* [Exercise goal]
Copy out the data that comes next, character for character, and leave the images aside.

+++ Record set

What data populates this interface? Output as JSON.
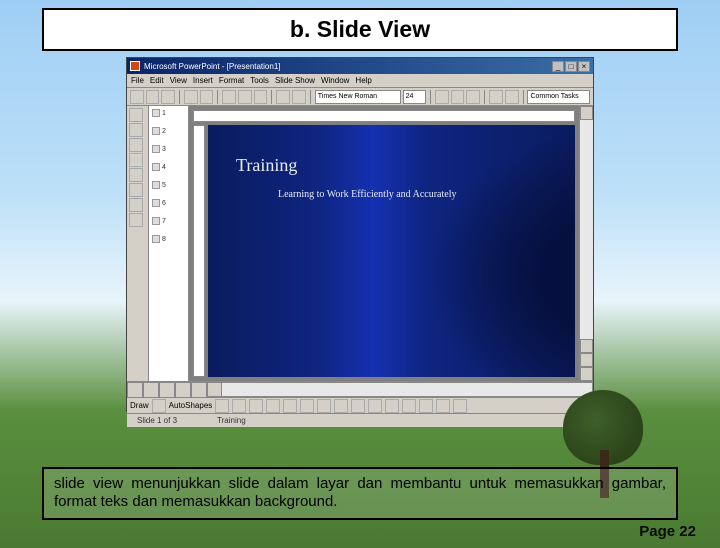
{
  "header": {
    "title": "b. Slide View"
  },
  "screenshot": {
    "window_title": "Microsoft PowerPoint - [Presentation1]",
    "menu": [
      "File",
      "Edit",
      "View",
      "Insert",
      "Format",
      "Tools",
      "Slide Show",
      "Window",
      "Help"
    ],
    "toolbar2": {
      "font_name": "Times New Roman",
      "font_size": "24",
      "common_tasks": "Common Tasks"
    },
    "outline_numbers": [
      "1",
      "2",
      "3",
      "4",
      "5",
      "6",
      "7",
      "8"
    ],
    "slide": {
      "title": "Training",
      "body": "Learning to Work Efficiently and Accurately"
    },
    "draw_toolbar": {
      "draw_label": "Draw",
      "autoshapes_label": "AutoShapes"
    },
    "status": {
      "left": "Slide 1 of 3",
      "center": "Training"
    },
    "window_buttons": {
      "min": "_",
      "max": "□",
      "close": "×"
    }
  },
  "description": "slide view menunjukkan slide dalam layar dan membantu untuk memasukkan gambar, format teks dan memasukkan background.",
  "footer": {
    "page_label": "Page 22"
  }
}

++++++

* [Answer box]
What data populates this interface? Output as JSON.
{
  "header": {
    "title": "b. Slide View"
  },
  "screenshot": {
    "window_title": "Microsoft PowerPoint - [Presentation1]",
    "menu": [
      "File",
      "Edit",
      "View",
      "Insert",
      "Format",
      "Tools",
      "Slide Show",
      "Window",
      "Help"
    ],
    "toolbar2": {
      "font_name": "Times New Roman",
      "font_size": "24",
      "common_tasks": "Common Tasks"
    },
    "outline_numbers": [
      "1",
      "2",
      "3",
      "4",
      "5",
      "6",
      "7",
      "8"
    ],
    "slide": {
      "title": "Training",
      "body": "Learning to Work Efficiently and Accurately"
    },
    "draw_toolbar": {
      "draw_label": "Draw",
      "autoshapes_label": "AutoShapes"
    },
    "status": {
      "left": "Slide 1 of 3",
      "center": "Training"
    },
    "window_buttons": {
      "min": "_",
      "max": "□",
      "close": "×"
    }
  },
  "description": "slide view menunjukkan slide dalam layar dan membantu untuk memasukkan gambar, format teks dan memasukkan background.",
  "footer": {
    "page_label": "Page 22"
  }
}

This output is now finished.